Deciphering a Hay Test — Moisture
Having hay tested for nutrient quality is critical in getting the most out of the feedstuffs you have. Once the results come back, the next step is understanding the report you’ve received.
The first thing we notice on most feed or hay tests are the results are given in two different groups or columns. One is labeled along the lines of “as received” or “as fed” and another “dry basis.” Understanding the difference in these two columns is key to properly using the information provided when feeding your livestock.
“As received” represents the analysis of the sample as it was provided. This is what we will use to figure out rations or how much hay animals need to be provided. The “dry basis” is the sample after all moisture has been removed and doesn’t accurately represent the sample as it sits in the yard.
So why bother with “dry basis” if we don’t use it to figure feed amounts? Because when it comes to comparing feeds and finding the correct ratios in a ration, we need to compare things on an equal playing field.
For example, we could have a forage test on hay and silage come back as equal on a dry basis for energy, meaning that both feeds would provide the same amount of energy if dried out and fed. For the hay, this is pretty close to reality, but the silage contains much more water as is. Because of this, we would have to feed quite a bit more silage than hay to reach the same amount of energy in the ration, simply due to the extra weight from water.
“As received” and “dry basis” columns, may make a feed report look daunting, but understanding and using both is critical to getting the most out of your feed.
Using Bad Hay and Silage
Low supply and high costs mean some less-than-ideal feedstuffs may be used this winter. Low quality, mold and even mycotoxins can all be a risk for poor quality feeds. Can we still make use of these forage options?
Silage put up too wet has likely had a clostridial fermentation resulting in poor quality and high levels of butyric acid. Not only is feed quality reduced, but the stability of the pile once opened drops as well and mold growth on the feeding face is more likely.
In both hay and silage stored too dry, mold growth is a primary concern. Mold reduces feed quality and can limit intake in high quantities. In some circumstances, molds can produce mycotoxins, even with low mold counts. Impacts of mycotoxins are wide-ranging and depend on the specific toxin or toxins present and concentrations. Impacts can range from reduced intake to liver and rumen damage to infertility and abortions.
Whether too wet or too dry, these feed options are less than ideal but can still be used if we take precautions. First, test. Knowing the levels of mold, butyric acid or mycotoxin in a feed can help with the next step — dilution. Keeping poor feed to a low percentage of the overall diet can allow for use while minimizing risk to livestock. Finally, don’t feed to high-risk animals. Young calves, stressed animals and those in late gestation are all at higher risk of impact.

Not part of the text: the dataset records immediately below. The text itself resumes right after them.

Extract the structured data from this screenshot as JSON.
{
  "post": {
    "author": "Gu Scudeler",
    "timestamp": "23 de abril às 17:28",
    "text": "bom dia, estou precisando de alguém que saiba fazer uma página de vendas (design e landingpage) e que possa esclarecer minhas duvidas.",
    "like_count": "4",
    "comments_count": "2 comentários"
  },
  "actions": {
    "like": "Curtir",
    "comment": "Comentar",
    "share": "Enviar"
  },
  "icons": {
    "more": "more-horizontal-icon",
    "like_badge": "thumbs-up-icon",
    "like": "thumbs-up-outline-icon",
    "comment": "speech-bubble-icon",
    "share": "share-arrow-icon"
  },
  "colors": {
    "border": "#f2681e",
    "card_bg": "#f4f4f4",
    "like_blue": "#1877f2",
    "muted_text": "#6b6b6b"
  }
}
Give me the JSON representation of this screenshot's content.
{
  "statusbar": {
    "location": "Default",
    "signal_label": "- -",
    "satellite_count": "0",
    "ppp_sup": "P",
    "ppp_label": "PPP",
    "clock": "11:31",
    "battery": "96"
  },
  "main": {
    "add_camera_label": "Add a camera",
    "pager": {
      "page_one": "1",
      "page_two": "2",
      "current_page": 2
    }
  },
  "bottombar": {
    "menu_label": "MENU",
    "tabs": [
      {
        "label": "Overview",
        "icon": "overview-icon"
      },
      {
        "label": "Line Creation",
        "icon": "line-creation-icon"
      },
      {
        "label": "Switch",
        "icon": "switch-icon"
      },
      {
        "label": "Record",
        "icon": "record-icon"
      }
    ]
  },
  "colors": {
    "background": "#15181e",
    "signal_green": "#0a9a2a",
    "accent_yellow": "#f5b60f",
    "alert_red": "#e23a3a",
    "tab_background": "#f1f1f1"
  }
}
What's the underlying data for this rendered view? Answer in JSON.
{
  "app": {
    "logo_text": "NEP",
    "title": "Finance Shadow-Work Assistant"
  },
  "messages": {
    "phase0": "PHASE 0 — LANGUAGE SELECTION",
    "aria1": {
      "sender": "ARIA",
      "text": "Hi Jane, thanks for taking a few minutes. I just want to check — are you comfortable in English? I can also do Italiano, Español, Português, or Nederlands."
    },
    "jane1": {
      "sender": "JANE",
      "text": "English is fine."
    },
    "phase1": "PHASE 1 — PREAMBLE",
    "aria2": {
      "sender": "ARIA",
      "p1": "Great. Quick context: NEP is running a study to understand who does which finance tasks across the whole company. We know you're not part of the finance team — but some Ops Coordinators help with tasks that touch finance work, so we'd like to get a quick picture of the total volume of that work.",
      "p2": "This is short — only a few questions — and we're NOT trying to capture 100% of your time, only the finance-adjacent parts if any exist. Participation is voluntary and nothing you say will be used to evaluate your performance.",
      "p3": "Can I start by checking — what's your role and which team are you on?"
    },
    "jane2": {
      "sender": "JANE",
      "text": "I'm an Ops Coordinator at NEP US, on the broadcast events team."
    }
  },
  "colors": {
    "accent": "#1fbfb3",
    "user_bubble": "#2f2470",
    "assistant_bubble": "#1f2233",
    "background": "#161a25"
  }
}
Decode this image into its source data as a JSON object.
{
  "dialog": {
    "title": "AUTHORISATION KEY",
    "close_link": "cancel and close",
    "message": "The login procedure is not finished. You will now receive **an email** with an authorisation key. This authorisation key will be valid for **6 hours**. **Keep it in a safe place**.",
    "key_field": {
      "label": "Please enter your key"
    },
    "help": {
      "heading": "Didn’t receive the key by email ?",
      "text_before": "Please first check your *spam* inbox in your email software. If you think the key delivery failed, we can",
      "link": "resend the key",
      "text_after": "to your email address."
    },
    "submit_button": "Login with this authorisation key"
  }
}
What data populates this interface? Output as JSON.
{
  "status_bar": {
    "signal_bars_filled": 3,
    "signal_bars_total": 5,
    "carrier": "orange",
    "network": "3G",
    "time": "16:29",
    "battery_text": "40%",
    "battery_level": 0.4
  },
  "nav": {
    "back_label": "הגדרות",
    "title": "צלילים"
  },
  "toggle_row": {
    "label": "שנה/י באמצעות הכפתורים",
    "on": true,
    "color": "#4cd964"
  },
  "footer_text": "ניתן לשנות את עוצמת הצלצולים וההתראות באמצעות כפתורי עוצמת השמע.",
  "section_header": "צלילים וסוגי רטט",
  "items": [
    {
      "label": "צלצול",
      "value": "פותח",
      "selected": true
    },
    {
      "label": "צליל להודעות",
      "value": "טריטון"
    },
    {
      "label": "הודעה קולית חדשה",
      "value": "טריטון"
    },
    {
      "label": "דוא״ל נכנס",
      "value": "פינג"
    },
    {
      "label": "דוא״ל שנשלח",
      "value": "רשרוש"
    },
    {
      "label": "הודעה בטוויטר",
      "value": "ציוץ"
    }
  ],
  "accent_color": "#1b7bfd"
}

Low quality silage and hay comes with risks. Knowing the impact mold, mycotoxins and butyric acid can have on quality, intake and animal health is important and can help us plan the best way to use these imperfect feed resources.Source : unl.edu